**EXERCISE**:
Copy out every line of the records where the string "Construction" occurs.

[Entries taken from a collection]

==*==

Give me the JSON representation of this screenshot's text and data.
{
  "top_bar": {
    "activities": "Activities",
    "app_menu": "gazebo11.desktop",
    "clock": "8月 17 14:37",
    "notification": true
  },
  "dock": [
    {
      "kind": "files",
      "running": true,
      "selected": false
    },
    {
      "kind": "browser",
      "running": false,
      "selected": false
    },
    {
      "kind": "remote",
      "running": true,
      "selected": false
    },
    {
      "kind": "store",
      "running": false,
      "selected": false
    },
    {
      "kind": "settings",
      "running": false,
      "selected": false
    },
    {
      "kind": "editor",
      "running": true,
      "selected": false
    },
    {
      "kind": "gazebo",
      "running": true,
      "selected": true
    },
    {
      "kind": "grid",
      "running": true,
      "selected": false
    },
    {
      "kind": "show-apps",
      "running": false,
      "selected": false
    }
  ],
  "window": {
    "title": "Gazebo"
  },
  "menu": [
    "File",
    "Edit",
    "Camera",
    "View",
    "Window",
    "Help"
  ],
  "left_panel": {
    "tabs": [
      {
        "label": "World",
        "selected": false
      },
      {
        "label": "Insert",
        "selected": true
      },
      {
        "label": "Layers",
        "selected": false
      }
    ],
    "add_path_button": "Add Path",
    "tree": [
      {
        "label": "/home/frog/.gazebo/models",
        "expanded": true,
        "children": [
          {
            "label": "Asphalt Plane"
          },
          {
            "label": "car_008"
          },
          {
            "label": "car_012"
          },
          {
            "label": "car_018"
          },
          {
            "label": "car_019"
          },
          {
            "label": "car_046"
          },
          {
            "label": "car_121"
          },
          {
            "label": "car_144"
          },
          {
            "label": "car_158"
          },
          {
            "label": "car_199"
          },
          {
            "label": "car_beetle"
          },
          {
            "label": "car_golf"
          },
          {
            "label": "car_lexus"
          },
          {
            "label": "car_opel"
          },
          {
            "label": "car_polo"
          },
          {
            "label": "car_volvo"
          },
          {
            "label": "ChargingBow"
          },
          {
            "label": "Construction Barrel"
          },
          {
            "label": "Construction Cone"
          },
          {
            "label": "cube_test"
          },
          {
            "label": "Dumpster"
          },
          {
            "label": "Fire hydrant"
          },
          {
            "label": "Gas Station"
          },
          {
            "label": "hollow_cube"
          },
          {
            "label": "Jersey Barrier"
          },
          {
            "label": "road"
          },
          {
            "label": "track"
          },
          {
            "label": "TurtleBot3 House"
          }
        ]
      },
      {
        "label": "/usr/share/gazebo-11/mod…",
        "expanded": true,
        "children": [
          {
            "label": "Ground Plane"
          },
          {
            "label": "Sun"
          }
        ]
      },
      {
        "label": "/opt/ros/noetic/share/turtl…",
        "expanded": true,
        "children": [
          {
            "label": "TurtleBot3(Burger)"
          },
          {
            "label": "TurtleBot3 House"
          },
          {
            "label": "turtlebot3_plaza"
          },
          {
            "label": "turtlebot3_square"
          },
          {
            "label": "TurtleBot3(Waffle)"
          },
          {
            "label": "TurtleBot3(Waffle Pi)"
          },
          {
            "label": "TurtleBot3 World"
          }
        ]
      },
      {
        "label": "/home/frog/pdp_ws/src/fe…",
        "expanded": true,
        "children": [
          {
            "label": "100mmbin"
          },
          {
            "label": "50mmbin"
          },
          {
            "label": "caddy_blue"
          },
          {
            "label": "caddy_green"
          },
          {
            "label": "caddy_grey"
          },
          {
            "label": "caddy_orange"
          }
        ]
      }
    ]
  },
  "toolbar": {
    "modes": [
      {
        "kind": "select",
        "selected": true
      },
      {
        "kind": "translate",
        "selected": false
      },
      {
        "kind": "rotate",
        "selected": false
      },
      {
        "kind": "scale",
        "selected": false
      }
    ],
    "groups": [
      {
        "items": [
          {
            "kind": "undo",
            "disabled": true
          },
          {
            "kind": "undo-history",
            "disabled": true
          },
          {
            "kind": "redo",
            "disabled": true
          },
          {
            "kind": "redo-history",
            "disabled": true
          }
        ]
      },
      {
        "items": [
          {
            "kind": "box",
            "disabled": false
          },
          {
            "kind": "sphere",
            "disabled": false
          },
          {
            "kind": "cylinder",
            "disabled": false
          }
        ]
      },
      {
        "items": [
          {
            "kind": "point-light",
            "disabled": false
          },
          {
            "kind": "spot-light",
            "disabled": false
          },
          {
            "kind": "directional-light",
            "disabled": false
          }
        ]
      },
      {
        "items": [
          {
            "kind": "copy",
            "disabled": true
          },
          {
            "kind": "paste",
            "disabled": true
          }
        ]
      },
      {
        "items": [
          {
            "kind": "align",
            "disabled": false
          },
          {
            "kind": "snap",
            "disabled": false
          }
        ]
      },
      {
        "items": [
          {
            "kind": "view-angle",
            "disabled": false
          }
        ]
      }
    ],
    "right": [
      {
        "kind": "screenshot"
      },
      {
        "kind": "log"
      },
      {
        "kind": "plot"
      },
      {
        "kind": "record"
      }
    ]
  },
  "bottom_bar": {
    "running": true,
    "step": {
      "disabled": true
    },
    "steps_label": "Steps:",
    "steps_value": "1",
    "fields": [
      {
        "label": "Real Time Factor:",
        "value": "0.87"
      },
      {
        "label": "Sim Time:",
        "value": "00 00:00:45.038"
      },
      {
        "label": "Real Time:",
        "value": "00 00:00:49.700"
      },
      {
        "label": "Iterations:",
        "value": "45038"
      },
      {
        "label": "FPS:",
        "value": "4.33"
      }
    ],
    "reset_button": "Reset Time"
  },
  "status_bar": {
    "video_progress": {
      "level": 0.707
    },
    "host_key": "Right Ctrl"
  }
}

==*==

**REPLY**:
            "label": "Construction Barrel"
            "label": "Construction Cone"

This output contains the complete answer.